    1º Brasseur de Bourbourg, 1864. Edition 300, first in Lyon and then in Paris. Spanish text with a translation in French. The edition has some errors and is incomplete, lacking chapters XLIII and LI.
    2º Juan de Dios de la Rada y Delgado, 1881; de Rosny. Edition 200, with some small errors in the proper names. The two maps are lacking. Is incomplete lacking chapters XXXIV and XLII, and the text is not always correct.
    3º Coll. de Doc. Ined., 13; Relaciones de Yucacatán 2:265-411, 1900.
    4º Jean Genet, 2 vol. incomplete, 1928-9.
    5º William Gates, 1937.
    6º Rosado y Onteveros, Yucatán, 1938.
    7º Hector Perez Martinez, 1938.
    8º Barrera Vasquez y Joe F. Cason, 1938.
    9º Tozzer 1941, 396 p., Cambridge, Mass.
    10º Russian edition, Moscow.
    11º Edición Bibl. Porr£a 13, México, 252 p.
    12º German edition, Boelicke & Kutscher.
    13º Facsimile edition, Antoon Leon Vollemaere, Flemish Institute for American Cultures, Mechelen, Belgium.
    13bis CD.ROM edition of Landa's MS + Brasseur de Bourbourg.

LIZANA, Bernardo de
1633 Historia de Yucatán.
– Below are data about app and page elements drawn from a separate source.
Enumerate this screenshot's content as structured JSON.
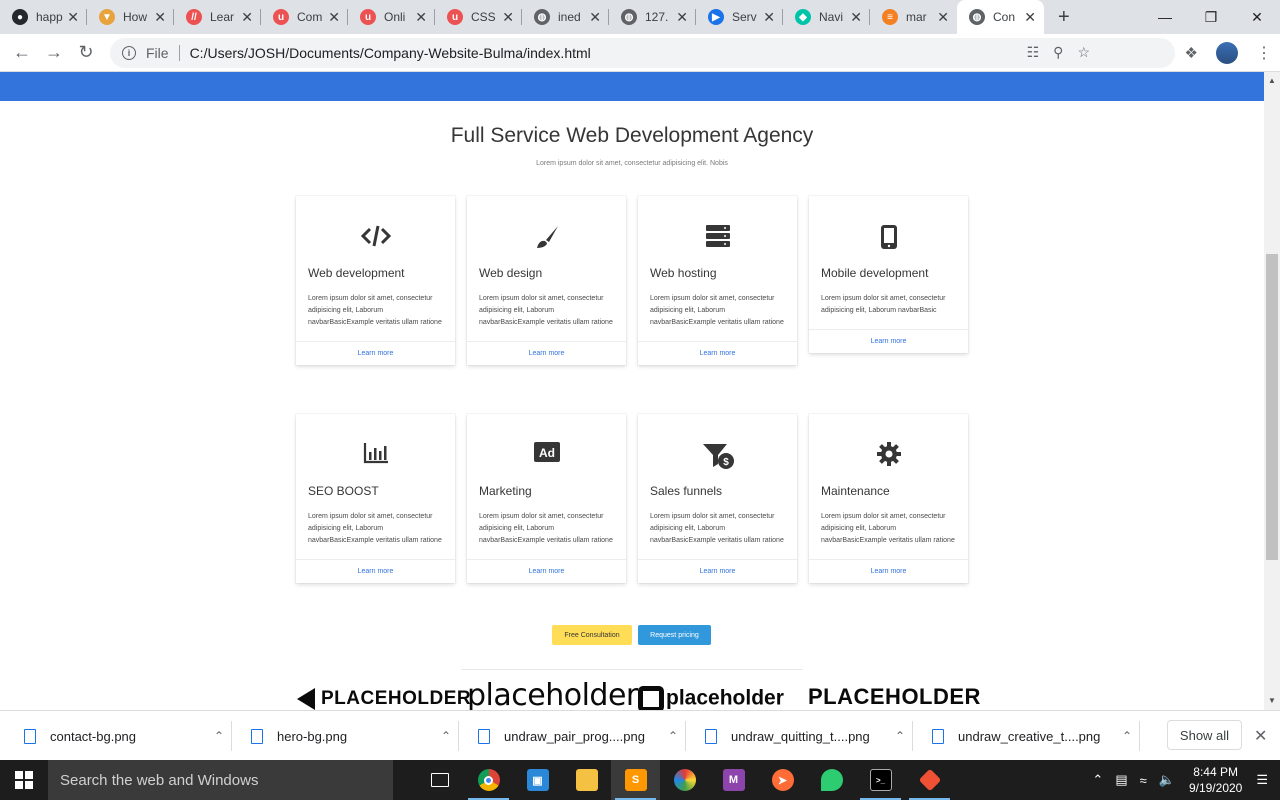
{
  "browser": {
    "tabs": [
      {
        "title": "happ",
        "fav_color": "#24292e",
        "fav_glyph": "●"
      },
      {
        "title": "How",
        "fav_color": "#e8a33d",
        "fav_glyph": "▼"
      },
      {
        "title": "Lear",
        "fav_color": "#ec5252",
        "fav_glyph": "//"
      },
      {
        "title": "Com",
        "fav_color": "#ec5252",
        "fav_glyph": "u"
      },
      {
        "title": "Onli",
        "fav_color": "#ec5252",
        "fav_glyph": "u"
      },
      {
        "title": "CSS",
        "fav_color": "#ec5252",
        "fav_glyph": "u"
      },
      {
        "title": "ined",
        "fav_color": "#5f6368",
        "fav_glyph": "◍"
      },
      {
        "title": "127.",
        "fav_color": "#5f6368",
        "fav_glyph": "◍"
      },
      {
        "title": "Serv",
        "fav_color": "#1a73e8",
        "fav_glyph": "▶"
      },
      {
        "title": "Navi",
        "fav_color": "#00c4a7",
        "fav_glyph": "◆"
      },
      {
        "title": "mar",
        "fav_color": "#f48024",
        "fav_glyph": "≡"
      },
      {
        "title": "Con",
        "fav_color": "#5f6368",
        "fav_glyph": "◍"
      }
    ],
    "active_tab_index": 11,
    "file_label": "File",
    "url": "C:/Users/JOSH/Documents/Company-Website-Bulma/index.html"
  },
  "page": {
    "heading": "Full Service Web Development Agency",
    "subheading": "Lorem ipsum dolor sit amet, consectetur adipisicing elit. Nobis",
    "cards": [
      {
        "icon": "code-icon",
        "title": "Web development",
        "text": "Lorem ipsum dolor sit amet, consectetur adipisicing elit, Laborum navbarBasicExample veritatis ullam ratione",
        "link": "Learn more"
      },
      {
        "icon": "paintbrush-icon",
        "title": "Web design",
        "text": "Lorem ipsum dolor sit amet, consectetur adipisicing elit, Laborum navbarBasicExample veritatis ullam ratione",
        "link": "Learn more"
      },
      {
        "icon": "server-icon",
        "title": "Web hosting",
        "text": "Lorem ipsum dolor sit amet, consectetur adipisicing elit, Laborum navbarBasicExample veritatis ullam ratione",
        "link": "Learn more"
      },
      {
        "icon": "mobile-icon",
        "title": "Mobile development",
        "text": "Lorem ipsum dolor sit amet, consectetur adipisicing elit, Laborum navbarBasic",
        "link": "Learn more"
      },
      {
        "icon": "chart-bar-icon",
        "title": "SEO BOOST",
        "text": "Lorem ipsum dolor sit amet, consectetur adipisicing elit, Laborum navbarBasicExample veritatis ullam ratione",
        "link": "Learn more"
      },
      {
        "icon": "ad-icon",
        "title": "Marketing",
        "text": "Lorem ipsum dolor sit amet, consectetur adipisicing elit, Laborum navbarBasicExample veritatis ullam ratione",
        "link": "Learn more"
      },
      {
        "icon": "funnel-dollar-icon",
        "title": "Sales funnels",
        "text": "Lorem ipsum dolor sit amet, consectetur adipisicing elit, Laborum navbarBasicExample veritatis ullam ratione",
        "link": "Learn more"
      },
      {
        "icon": "cog-icon",
        "title": "Maintenance",
        "text": "Lorem ipsum dolor sit amet, consectetur adipisicing elit, Laborum navbarBasicExample veritatis ullam ratione",
        "link": "Learn more"
      }
    ],
    "buttons": {
      "consultation": "Free Consultation",
      "pricing": "Request pricing"
    },
    "logos": [
      "PLACEHOLDER",
      "placeholder",
      "placeholder",
      "PLACEHOLDER"
    ],
    "colors": {
      "primary": "#3273dc",
      "warning": "#ffdd57",
      "info": "#3298dc"
    }
  },
  "downloads": {
    "items": [
      "contact-bg.png",
      "hero-bg.png",
      "undraw_pair_prog....png",
      "undraw_quitting_t....png",
      "undraw_creative_t....png"
    ],
    "show_all": "Show all"
  },
  "taskbar": {
    "search_placeholder": "Search the web and Windows",
    "time": "8:44 PM",
    "date": "9/19/2020"
  }
}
Devocionario de Nuestra Señora de Izamal, y conquista espiritual, Valladolid; second edition in México 1893.

1533 De rebus oceanicis et orbe novo decades tres, Basilae p. 68v-75v; several editions.

1912-1913 Fray Diego de Landa, inquisidor de las Indias en Yucatan, XVIIIth Int. Congress Amer. London 1912 tomo II; London 1913:484-497.

OVIEDO y VALDES, Gonzales Fernandez de
1535 Historia general y natural de las Indias, islas y tierra-firme del mar océano, 4 vol. Sevilla 1851-5.

1639 Informe contra idolorum cultores de Obispado de Yucatan, Madrid; 2nd ed. Anales del Museo Nacional, México vol. 6, 1892:15-122.